Review No. 2 of 2: Blood & Holly, Christmas West of the Pecos by Jaston Williams, reviewed by Brian Paul Scipione
by Brian Paul Scipione
Jaston Williams presented his touring holiday show Blood & Holly for a three-night run at Stateside at the Paramount in Austin. Originally known for plays about the fictional Texas town of Greater Tuna in collaboration with Joe Sears and Ed Howard, Williams is now just as well known—at least in Texas— for his solo works: I Saw the Lights, Don't Blame the Car, Is There Life after Lubbock?, I'm Not Lying, Clear to Partly Crazy, Blame It on Valentine, Texas, and A Wolverine Walks into a Bar. So, it's no surprise that he is a master of his craft, and his shows are sought after by those in the know.
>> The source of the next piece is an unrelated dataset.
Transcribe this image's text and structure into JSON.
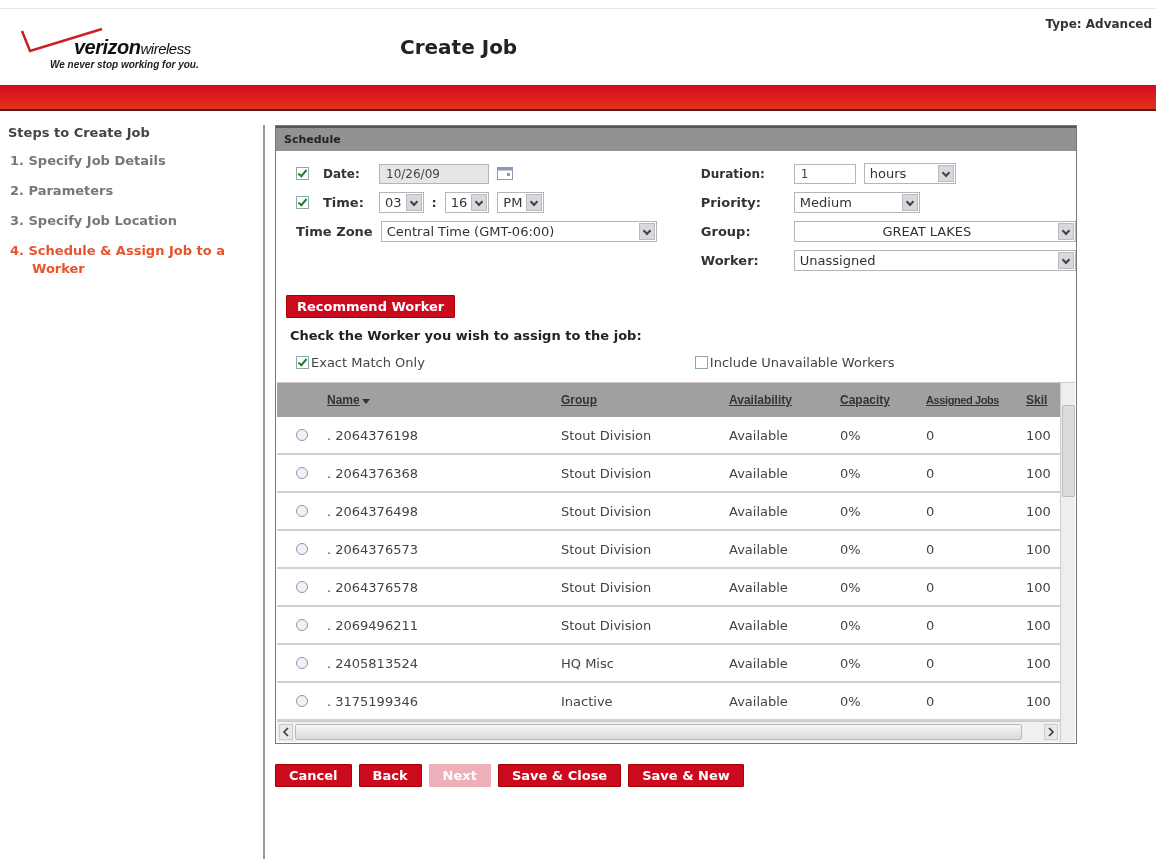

Williams’ work has won him the national Marquee Award for Outstanding Contribution to Historical Theatres as well as the Texas Governor’s Award for Contribution to the Arts in Texas.
Blood & Holly revisits Williams’ holiday memories and revives some of his well-known theater bits. He presents a rollicking multitude of hilarious caricatures, costume changes, anecdotes, and emotional stories. The set is both cozy and minimalistic, the lighting design captures the moods and the sense of place, and the costume design is superb. What truly stands out is the Williams's pacing, best described as comforting. His performance has the unspoken goal not only of bringing the audience into his world but also of doing so in a way that takes them out of their own.
In the beginning, Jaston's performance casts the spell of a gifted country-fried raconteur, but about one-third of the way through it takes a sharp turn reminiscent of Sherwood Anderson's Winesburg, Ohio. A series of vignettes portrays both charming and odd denizens of West Texas. The stories border on the absurd at moments but usually end up eliciting a chuckle or an approving sigh from the crowd.
Following these, Williams gets the story back on track by returning to his own Christmas memories. They fall into three episodes, all arguably based around his relationship with his mother. First, he is a child desperate to believe in and catch Santa Claus in the act, but he is continuously foiled by his mother. He concludes that the real goal is not ‘keeping Christ in Christmas,’ but ‘getting Momma out of it!’ Even as a boy he begins to loathe Christmas, and everything associated with it. As he rattles off the list of offending articles (Burl Ives, poinsettias, wrapping presents, aluminum trees), the crowd at the Stateside goes wild in mirthful commiseration.
Williams jokes that he created the successful show A Tuna Christmas only so he no longer had to return to his family. He is able to assuage his mother by replacing his holiday appearances at with ever-more valuable Christmas presents, ("payoffs").
Williams's signature maneuver for decades has been costume changes, and there are quite a few. The best of the evening (and the most symbolic) is certainly the angel with the broken wing. The audience favorite was clearly Sherpa Hugger, a housewife embodying old-school Texas values. Jaston plays her with such tongue-in-cheek vivacity that it was hard to tell whether the audience was laughing with her or at her. Creating that mixed reaction is a characteristically clever maneuver typical of Williams’s writing style.
All too soon we are on to what I view as the third act of Williams’ personal take on Christmas, also a nod to the evening’s performance itself. Portraying an older man sitting at a bar that has become his surrogate home and welcoming the new bartender, Williams revisits not only the ghosts of Christmas past but those of Texas past. Many things have changed. Some have stayed the same, and some others may even change back.
In any case, we have Williams, man and performer, serving as a golden thread connecting the present to the past, holding on to the good, the bad, the somber, the hilarious, and, most importantly, the truth.
The next time he comes around to Austin or any of the other Texas stages, you will not what to miss him.
December 17 - December 18, 2021
713 Congress Avenue
Austin, TX, 78701
Stateside at the Paramount presents Blood and Holly, a hysterical holiday performance by Greater Tuna’s Jaston Williams based on his own life experiences. Limited three-show engagement December 17 – 18, 2021.
Tickets go on sale Thursday, October 21 at 10 a.m. local time and will be available atwww.austintheatre.org or by calling 512.474.1221 Monday – Friday, Noon – 5:30 p.m.